Parents’ Weekend at your student’s college may be just around the corner. This may be your first opportunity to visit your freshman at his college. He may or may not have been home for a visit already, but whether he’s been home or not, your first visit to his new home away from home can feel like a momentous occasion.
Parents’ Weekend is a wonderful opportunity for you and your student to spend some time together. Each school organizes the event a bit differently, but the overall purpose and format are often similar. Read an overview of Parents’ Weekend to understand better what to expect.
Visiting with your student during Parents’ Weekend can be wonderful, but can also be stressful because both you and your student may be expecting a lot from the event. Here are a few suggestions to help the weekend go smoothly and to get the most out of the occasion.
- Plan ahead. Make your hotel reservations well in advance (some hotels are booked a year ahead). Make dinner reservations if you plan to go off campus (everyone may be headed to the same restaurants). Be sure to make reservations or purchase tickets early for campus events (some have limited capacity).
- Take advantage of the events, speakers and/or lectures the college may offer. This will be your chance to see the college in action — and perhaps to learn some new things.
- Be ready to abandon plans. Although you’ve planned ahead, once you get to campus, be willing to be flexible. Be ready to change plans if the weather doesn’t cooperate or if it feels as though just spending down time with your student would make everyone happier.
- Bring gifts. Students love a surprise — and surprise food from home is even more of a bonus.

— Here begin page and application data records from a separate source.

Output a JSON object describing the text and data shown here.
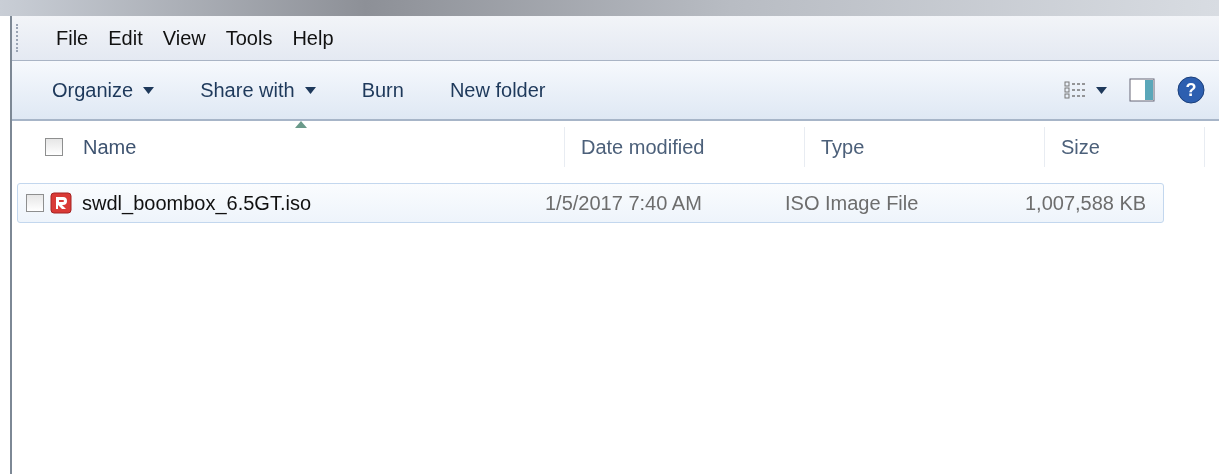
{
  "menu_bar": {
    "items": [
      "File",
      "Edit",
      "View",
      "Tools",
      "Help"
    ]
  },
  "toolbar": {
    "buttons": [
      {
        "label": "Organize",
        "kind": "dropdown"
      },
      {
        "label": "Share with",
        "kind": "dropdown"
      },
      {
        "label": "Burn",
        "kind": "plain"
      },
      {
        "label": "New folder",
        "kind": "plain"
      }
    ],
    "help_glyph": "?"
  },
  "file_list": {
    "select_all_checked": false,
    "columns": [
      {
        "label": "Name",
        "sorted": true
      },
      {
        "label": "Date modified",
        "sorted": false
      },
      {
        "label": "Type",
        "sorted": false
      },
      {
        "label": "Size",
        "sorted": false
      }
    ],
    "rows": [
      {
        "name": "swdl_boombox_6.5GT.iso",
        "date_modified": "1/5/2017 7:40 AM",
        "type": "ISO Image File",
        "size": "1,007,588 KB",
        "checked": false,
        "selected": true
      }
    ]
  }
}
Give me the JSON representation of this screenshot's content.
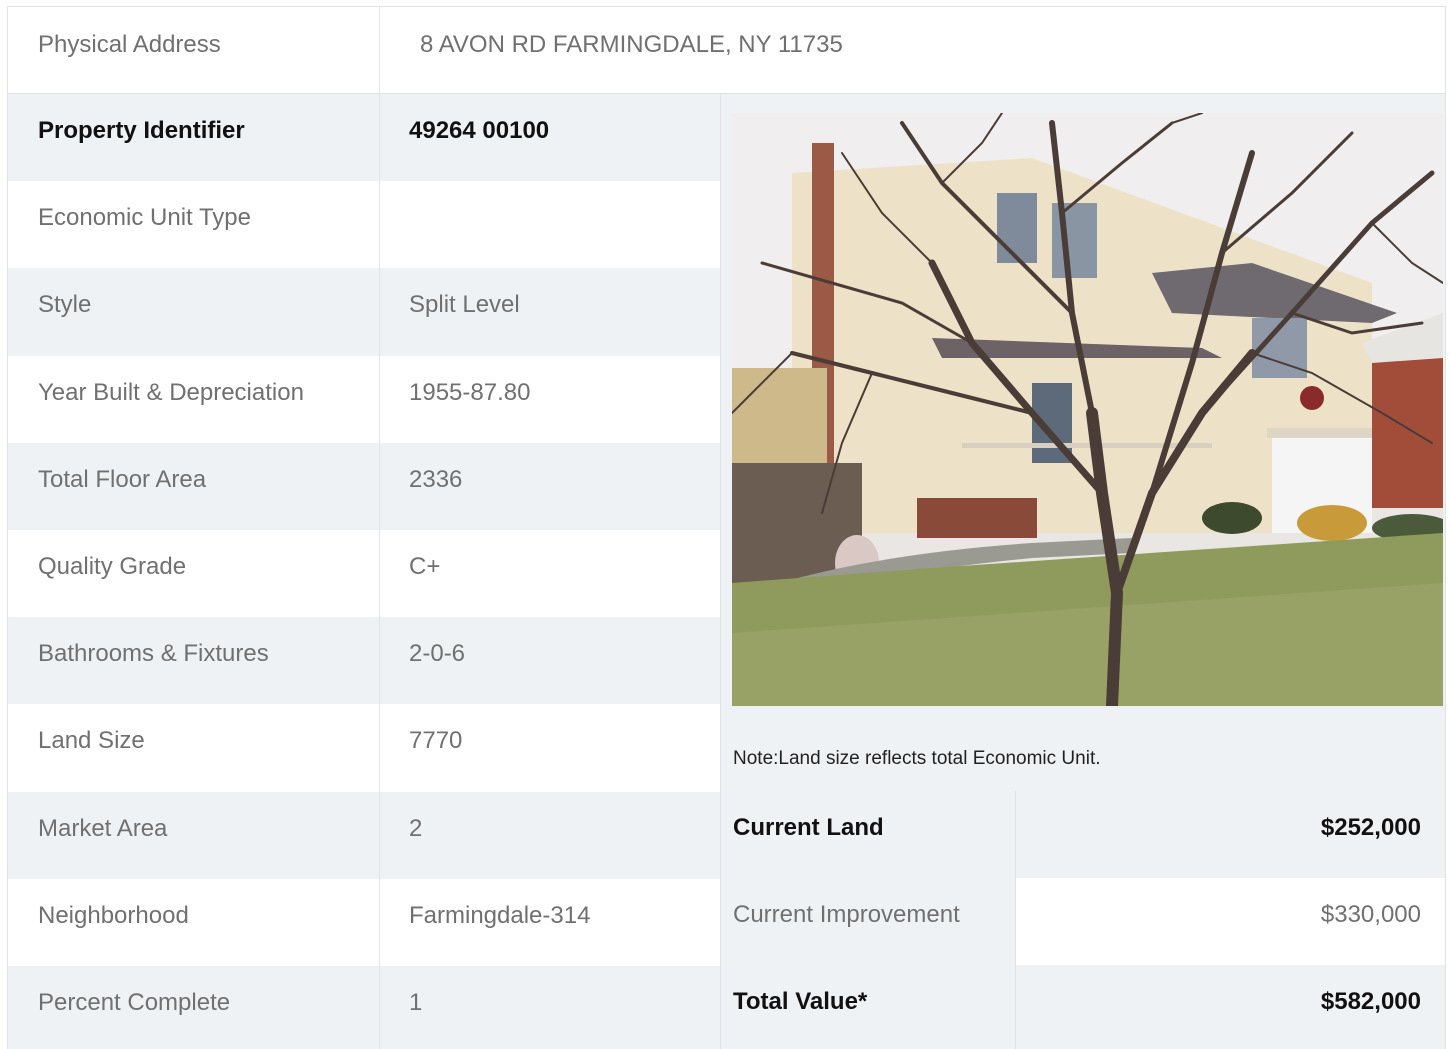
{
  "address": {
    "label": "Physical Address",
    "value": "8  AVON RD  FARMINGDALE, NY  11735"
  },
  "details": [
    {
      "label": "Property Identifier",
      "value": "49264  00100"
    },
    {
      "label": "Economic Unit Type",
      "value": ""
    },
    {
      "label": "Style",
      "value": "Split Level"
    },
    {
      "label": "Year Built & Depreciation",
      "value": "1955-87.80"
    },
    {
      "label": "Total Floor Area",
      "value": "2336"
    },
    {
      "label": "Quality Grade",
      "value": "C+"
    },
    {
      "label": "Bathrooms & Fixtures",
      "value": "2-0-6"
    },
    {
      "label": "Land Size",
      "value": "7770"
    },
    {
      "label": "Market Area",
      "value": "2"
    },
    {
      "label": "Neighborhood",
      "value": "Farmingdale-314"
    },
    {
      "label": "Percent Complete",
      "value": "1"
    }
  ],
  "photo": {
    "description": "property-photo"
  },
  "note": "Note:Land size reflects total Economic Unit.",
  "valuation": [
    {
      "label": "Current Land",
      "value": "$252,000"
    },
    {
      "label": "Current Improvement",
      "value": "$330,000"
    },
    {
      "label": "Total Value*",
      "value": "$582,000"
    }
  ],
  "colors": {
    "shade": "#eff2f5",
    "border": "#dfe3e8",
    "text": "#707070",
    "bold_text": "#111111"
  }
}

If your travel plans will allow, bring a few of her favorite home-cooked or local treats to leave behind. (Don’t forget to bring enough for roommates and friends.)

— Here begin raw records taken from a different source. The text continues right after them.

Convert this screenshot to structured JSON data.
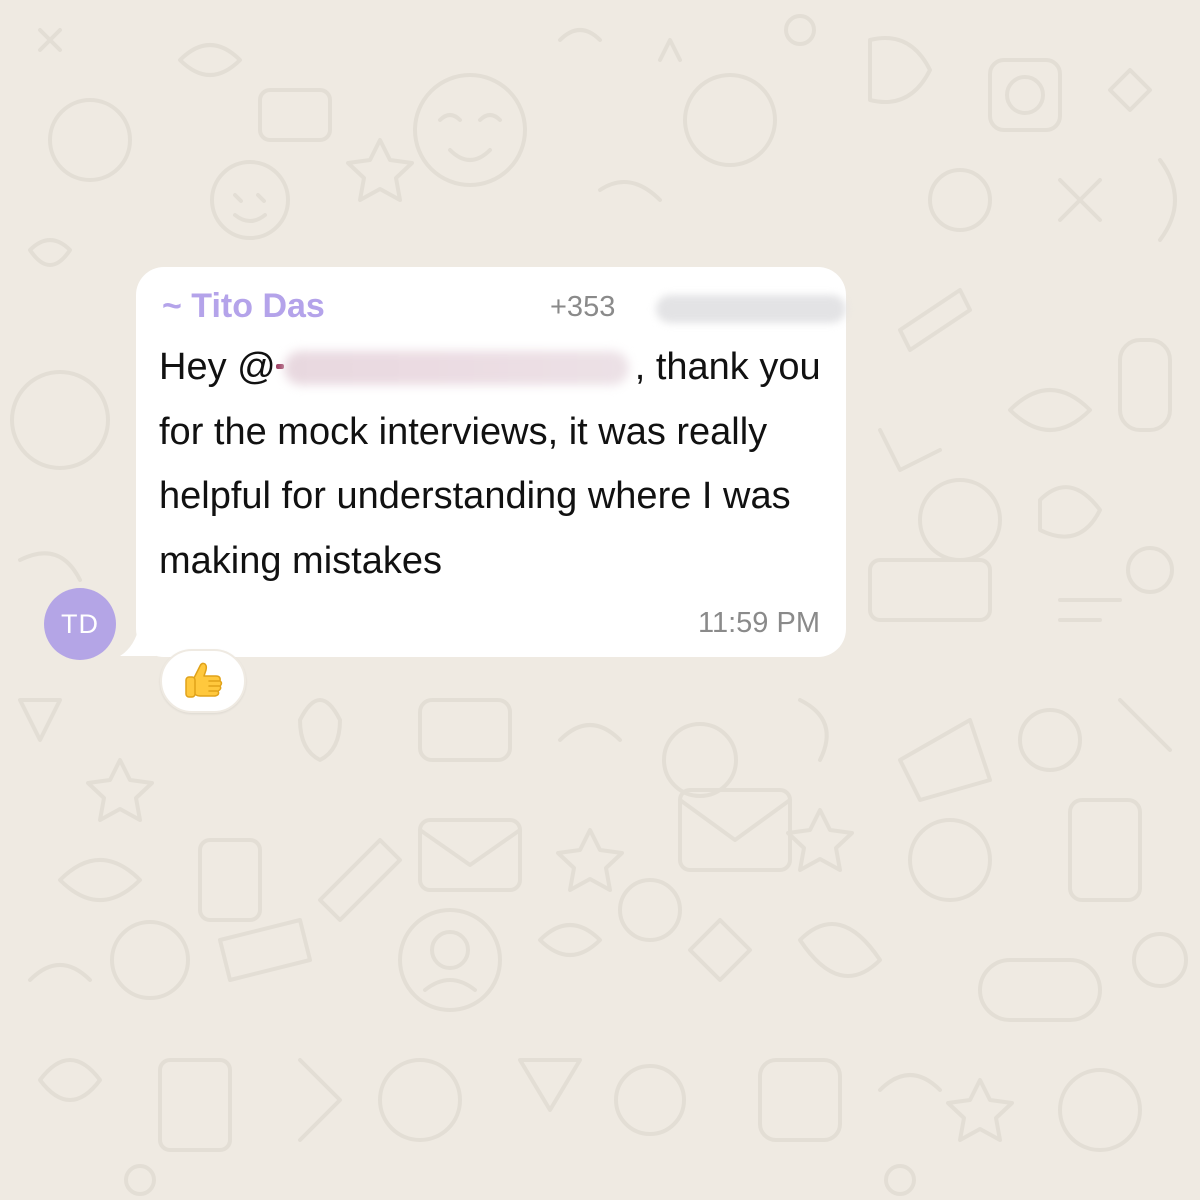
{
  "chat": {
    "background_color": "#efeae2"
  },
  "message": {
    "avatar_initials": "TD",
    "avatar_color": "#b4a5e6",
    "sender_name": "~ Tito Das",
    "sender_name_color": "#b4a3ea",
    "sender_phone_prefix": "+353",
    "mention_prefix": "Hey @",
    "text_after_mention": ", thank you for the mock interviews, it was really helpful for understanding where I was making mistakes",
    "time": "11:59 PM"
  },
  "reaction": {
    "icon": "thumbs-up-icon",
    "color": "#ffc83d"
  }
}
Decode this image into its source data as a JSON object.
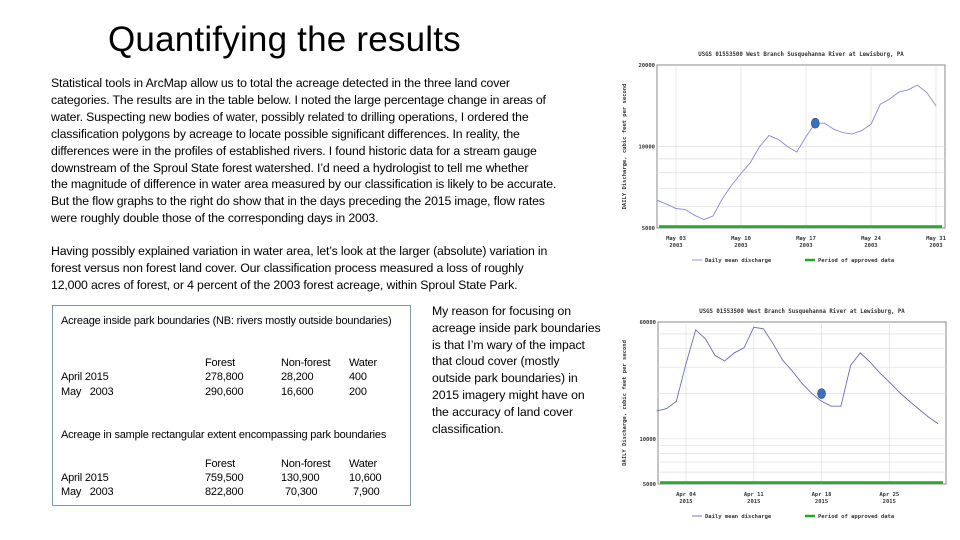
{
  "slide": {
    "title": "Quantifying the results",
    "paragraph1_lines": [
      "Statistical tools in ArcMap allow us to total the acreage detected in the three land cover",
      "categories.  The results are in the table below.  I noted the large percentage change in areas of",
      "water.  Suspecting new bodies of water, possibly related to drilling operations, I ordered the",
      "classification polygons by acreage to locate possible significant differences.  In reality, the",
      "differences were in the profiles of established rivers.  I found historic data for a stream gauge",
      "downstream of the Sproul State forest watershed.  I’d need a hydrologist to tell me whether",
      "the magnitude of difference in water area measured by our classification is likely to be accurate.",
      "But the flow graphs to the right do show that in the days preceding the 2015 image, flow rates",
      "were roughly double those of the corresponding days in 2003."
    ],
    "paragraph2_lines": [
      "Having possibly explained variation in water area, let’s look at the larger (absolute) variation in",
      "forest versus non forest land cover.  Our classification process measured a loss of roughly",
      "12,000 acres of forest, or 4 percent of the 2003 forest acreage, within Sproul State Park."
    ],
    "note_lines": [
      "My reason for focusing on",
      "acreage inside park boundaries",
      "is that I’m wary of the impact",
      "that cloud cover (mostly",
      "outside park boundaries) in",
      "2015 imagery might have on",
      "the accuracy of land cover",
      "classification."
    ]
  },
  "tables": [
    {
      "caption": "Acreage inside park boundaries (NB: rivers mostly outside boundaries)",
      "headers": [
        "",
        "Forest",
        "Non-forest",
        "Water"
      ],
      "rows": [
        [
          "April 2015",
          "278,800",
          "28,200",
          "400"
        ],
        [
          "May   2003",
          "290,600",
          "16,600",
          "200"
        ]
      ]
    },
    {
      "caption": "Acreage in sample rectangular extent encompassing park boundaries",
      "headers": [
        "",
        "Forest",
        "Non-forest",
        "Water"
      ],
      "rows": [
        [
          "April 2015",
          "759,500",
          "130,900",
          "10,600"
        ],
        [
          "May   2003",
          "822,800",
          "70,300",
          "7,900"
        ]
      ]
    }
  ],
  "chart_data": [
    {
      "type": "line",
      "title": "USGS 01553500 West Branch Susquehanna River at Lewisburg, PA",
      "ylabel": "DAILY Discharge, cubic feet per second",
      "y_scale": "log",
      "ylim": [
        5000,
        20000
      ],
      "y_ticks": [
        "5000",
        "10000",
        "20000"
      ],
      "x_ticks": [
        {
          "date": "2003-05-03",
          "label": [
            "May 03",
            "2003"
          ]
        },
        {
          "date": "2003-05-10",
          "label": [
            "May 10",
            "2003"
          ]
        },
        {
          "date": "2003-05-17",
          "label": [
            "May 17",
            "2003"
          ]
        },
        {
          "date": "2003-05-24",
          "label": [
            "May 24",
            "2003"
          ]
        },
        {
          "date": "2003-05-31",
          "label": [
            "May 31",
            "2003"
          ]
        }
      ],
      "x_start": "2003-05-01",
      "grid": true,
      "legend": [
        "Daily mean discharge",
        "Period of approved data"
      ],
      "legend_placement": "bottom",
      "colors": {
        "line": "#8a8ad0",
        "approved": "#22aa22",
        "marker": "#3a6fc4"
      },
      "series": [
        {
          "name": "Daily mean discharge",
          "values": [
            6330,
            6120,
            5900,
            5850,
            5570,
            5370,
            5540,
            6420,
            7200,
            7950,
            8710,
            10000,
            10970,
            10630,
            10000,
            9540,
            10880,
            12190,
            12190,
            11580,
            11250,
            11130,
            11450,
            12080,
            14330,
            14960,
            15880,
            16200,
            16860,
            15840,
            14130
          ]
        }
      ],
      "highlight": {
        "date": "2003-05-18",
        "value": 12190
      }
    },
    {
      "type": "line",
      "title": "USGS 01553500 West Branch Susquehanna River at Lewisburg, PA",
      "ylabel": "DAILY Discharge, cubic feet per second",
      "y_scale": "log",
      "ylim": [
        5000,
        60000
      ],
      "y_ticks": [
        "5000",
        "10000",
        "60000"
      ],
      "x_ticks": [
        {
          "date": "2015-04-04",
          "label": [
            "Apr 04",
            "2015"
          ]
        },
        {
          "date": "2015-04-11",
          "label": [
            "Apr 11",
            "2015"
          ]
        },
        {
          "date": "2015-04-18",
          "label": [
            "Apr 18",
            "2015"
          ]
        },
        {
          "date": "2015-04-25",
          "label": [
            "Apr 25",
            "2015"
          ]
        }
      ],
      "x_start": "2015-04-01",
      "grid": true,
      "legend": [
        "Daily mean discharge",
        "Period of approved data"
      ],
      "legend_placement": "bottom",
      "colors": {
        "line": "#6a6ab8",
        "approved": "#22aa22",
        "marker": "#3a6fc4"
      },
      "series": [
        {
          "name": "Daily mean discharge",
          "values": [
            15340,
            15900,
            17790,
            31650,
            53200,
            46370,
            35950,
            32970,
            37430,
            40410,
            55430,
            54030,
            42960,
            33290,
            28150,
            23310,
            20000,
            17790,
            16480,
            16480,
            30840,
            37430,
            32470,
            27570,
            23900,
            20520,
            17970,
            15900,
            14070,
            12640
          ]
        }
      ],
      "highlight": {
        "date": "2015-04-18",
        "value": 20000
      }
    }
  ]
}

- Be guarded in your expectations. It will be wonderful to see your student. There will be things to do. But don’t expect too much from the weekend. Take it as it comes. Your student may still want to spend time with his friends. He may need some study time. He may not want to talk about every aspect of his new life. It may take some time to get reacquainted.

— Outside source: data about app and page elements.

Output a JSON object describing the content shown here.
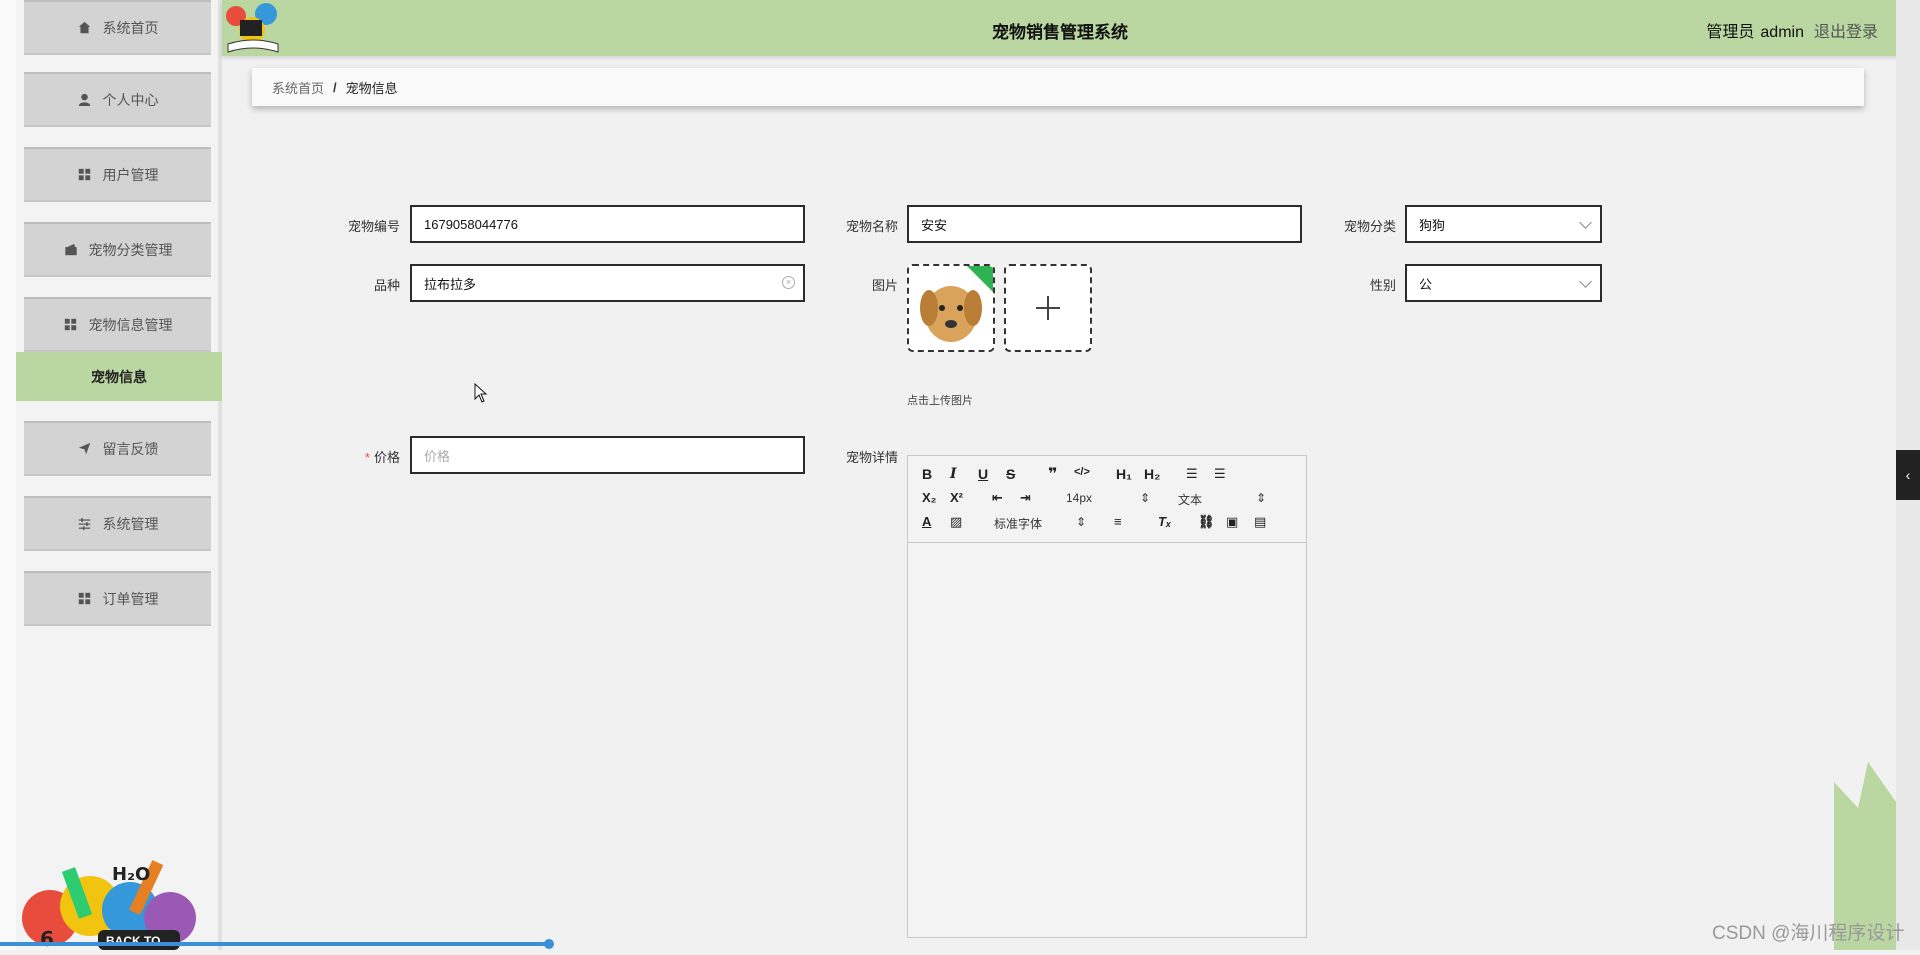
{
  "app": {
    "title": "宠物销售管理系统"
  },
  "header": {
    "role": "管理员",
    "username": "admin",
    "logout": "退出登录"
  },
  "sidebar": {
    "items": [
      {
        "label": "系统首页",
        "icon": "home-icon"
      },
      {
        "label": "个人中心",
        "icon": "user-icon"
      },
      {
        "label": "用户管理",
        "icon": "grid-icon"
      },
      {
        "label": "宠物分类管理",
        "icon": "wallet-icon"
      },
      {
        "label": "宠物信息管理",
        "icon": "grid-icon"
      },
      {
        "label": "留言反馈",
        "icon": "send-icon"
      },
      {
        "label": "系统管理",
        "icon": "sliders-icon"
      },
      {
        "label": "订单管理",
        "icon": "grid-icon"
      }
    ],
    "active_sub": "宠物信息"
  },
  "breadcrumb": {
    "home": "系统首页",
    "sep": "/",
    "current": "宠物信息"
  },
  "form": {
    "pet_id": {
      "label": "宠物编号",
      "value": "1679058044776"
    },
    "pet_name": {
      "label": "宠物名称",
      "value": "安安"
    },
    "category": {
      "label": "宠物分类",
      "value": "狗狗"
    },
    "breed": {
      "label": "品种",
      "value": "拉布拉多"
    },
    "image": {
      "label": "图片",
      "hint": "点击上传图片"
    },
    "gender": {
      "label": "性别",
      "value": "公"
    },
    "price": {
      "required_mark": "*",
      "label": "价格",
      "placeholder": "价格"
    },
    "details": {
      "label": "宠物详情"
    }
  },
  "editor": {
    "font_size": "14px",
    "text_type": "文本",
    "font_family": "标准字体"
  },
  "deco": {
    "back_to": "BACK TO"
  },
  "watermark": "CSDN @海川程序设计",
  "colors": {
    "accent": "#bad7a2",
    "sidebar_item": "#d3d3d3",
    "border": "#2b2b2b",
    "required": "#e74c3c"
  }
}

- Let your student take the lead for the weekend. She may be anxious to show you all around campus now that she knows her way around. She may want to introduce you to her new friends. She may want to participate in all of the activities — or she may just want to spend time catching up with you. Let her decide how much, or how little, you try to do.
- Bite your tongue. You may be tempted to make suggestions about rearranging or decorating his room, his choice of friends, his new hair style or clothes. If you can, keep your comments to yourself. This is your time to enjoy being together and get to know your new college student and his school. Don’t spoil it by making judgments.
- Be positive. If your student has had some trouble making the transition to college, having you visit will be good, but may stir up some venting and/or homesickness. Keep it positive. Let her know how proud you are of how she’s adjusted so far. Focus on the great things you’re experiencing over the weekend rather than looking for possible issues.
- Offer to get your student off campus for a while. She might like to take a break from the dorm and stay in your hotel with you. She might like to eat in a restaurant off campus. She might like to go for a hike in a local park or shop at the local mall. This may all be even more important if your student does not have a car on campus.
- Know when it’s time to leave. When the weekend’s activities begin to wind down, be ready to leave. It’s tempting to linger and spend a bit more time with your student. That may be fine, but remember that your student probably has class again on Monday. She may have work to do. She may have plans with her new friends. Be ready to leave and let her resume her college life — it won’t be long before she’s home for Thanksgiving Break!
Parents’ Weekend is a wonderful time to enjoy a visit with your student. By planning ahead, being flexible, and tempering your expectations, you and your student will both get the most out of the experience.